RT: Nixon's importance as an anti-Communist fighter had given him public recognition, had made him an important figure, political figure. On the other hand, his being named to be the Vice President, it would take me half an hour to explain what went on and the control of the Republican Party by the Eastern establishment and the fact that Tom Dooey wanted him and Tom Dooey was a real power and had run for President twice, was a real power and that all figured in, you see, and at that time there was a support for Nixon from the Rockerfeller interest, the Chase Bank. I was at a little meeting in New York at a very exclusive political group, a little dinner, in 1951 and it was there when... among them was the head of the Chase Bank and so on, where I saw at the time that Eisenhower was going to be the Presidential candidate and Nixon was at this little dinner and it was very clear that these people were sounding Nixon out and had him in mind. It was not a sudden thing that, you know, at the convention Eisenhower suddenly said, I want Richard Nixon for my Vice President. This had been going on for a long time.

INT: But the whole issue was very important at that election...

RT: It was important and Nixon was important, because he had a popular following and also he was not Mr. Republican, like Senator Taft, but he represented a very significant portion of the Republican Party.

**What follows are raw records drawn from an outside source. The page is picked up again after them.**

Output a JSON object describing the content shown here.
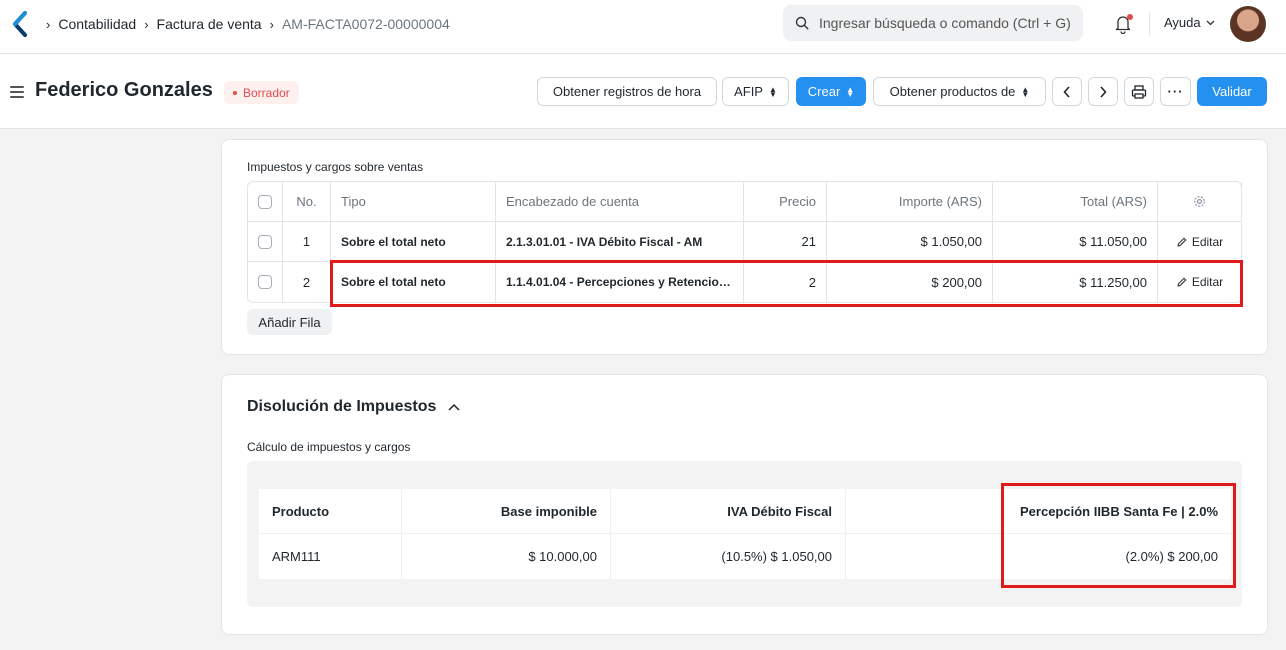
{
  "breadcrumb": {
    "items": [
      "Contabilidad",
      "Factura de venta",
      "AM-FACTA0072-00000004"
    ]
  },
  "search": {
    "placeholder": "Ingresar búsqueda o comando (Ctrl + G)"
  },
  "navbar": {
    "help_label": "Ayuda"
  },
  "header": {
    "title": "Federico Gonzales",
    "status": "Borrador",
    "buttons": {
      "time_logs": "Obtener registros de hora",
      "afip": "AFIP",
      "create": "Crear",
      "get_items": "Obtener productos de",
      "submit": "Validar"
    }
  },
  "taxes": {
    "section_label": "Impuestos y cargos sobre ventas",
    "columns": [
      "No.",
      "Tipo",
      "Encabezado de cuenta",
      "Precio",
      "Importe (ARS)",
      "Total (ARS)"
    ],
    "rows": [
      {
        "no": "1",
        "type": "Sobre el total neto",
        "account": "2.1.3.01.01 - IVA Débito Fiscal - AM",
        "rate": "21",
        "amount": "$ 1.050,00",
        "total": "$ 11.050,00",
        "edit": "Editar"
      },
      {
        "no": "2",
        "type": "Sobre el total neto",
        "account": "1.1.4.01.04 - Percepciones y Retencio…",
        "rate": "2",
        "amount": "$ 200,00",
        "total": "$ 11.250,00",
        "edit": "Editar"
      }
    ],
    "add_row": "Añadir Fila"
  },
  "breakup": {
    "title": "Disolución de Impuestos",
    "subtitle": "Cálculo de impuestos y cargos",
    "columns": [
      "Producto",
      "Base imponible",
      "IVA Débito Fiscal",
      "",
      "Percepción IIBB Santa Fe | 2.0%"
    ],
    "rows": [
      {
        "item": "ARM111",
        "base": "$ 10.000,00",
        "iva": "(10.5%) $ 1.050,00",
        "empty": "",
        "iibb": "(2.0%) $ 200,00"
      }
    ]
  },
  "colors": {
    "primary": "#2490ef",
    "draft": "#e24c4c",
    "highlight": "#e01b1b"
  }
}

INT: Fine. Do you think Nixon thought Eisenhower was strong enough on domestic anti-Communism?

RT: Well, maybe I'm telling tales out of school, but Nixon I think did not think that Eisenhower was strong enough. On the other hand, Nixon did have a tremendous hero-worship for Eisenhower. As Vice President, he was treated very badly by Eisenhower and he never retreated from this hero-worship that he had for Eisenhower. I'm sure that in those days, although he would never have said anything, but you get a feeling now and at the time I was seeing Nixon maybe two, three times a week. I think that he did not feel that Eisenhower was strong on this issue, he wasn't strong enough on foreign policy, he thought, and also on domestic issues. On the other hand, Eisenhower was a fantastic personality, a tremendously charismatic personality and he could win anybody over. I remember the first time I met Eisenhower, and I talked to him for about three minutes, and I walked away with stars in my eyes and afterwards I said, well, what did he say? He hadn't said anything, but I had stars in my eyes nevertheless. He was that kind of a person.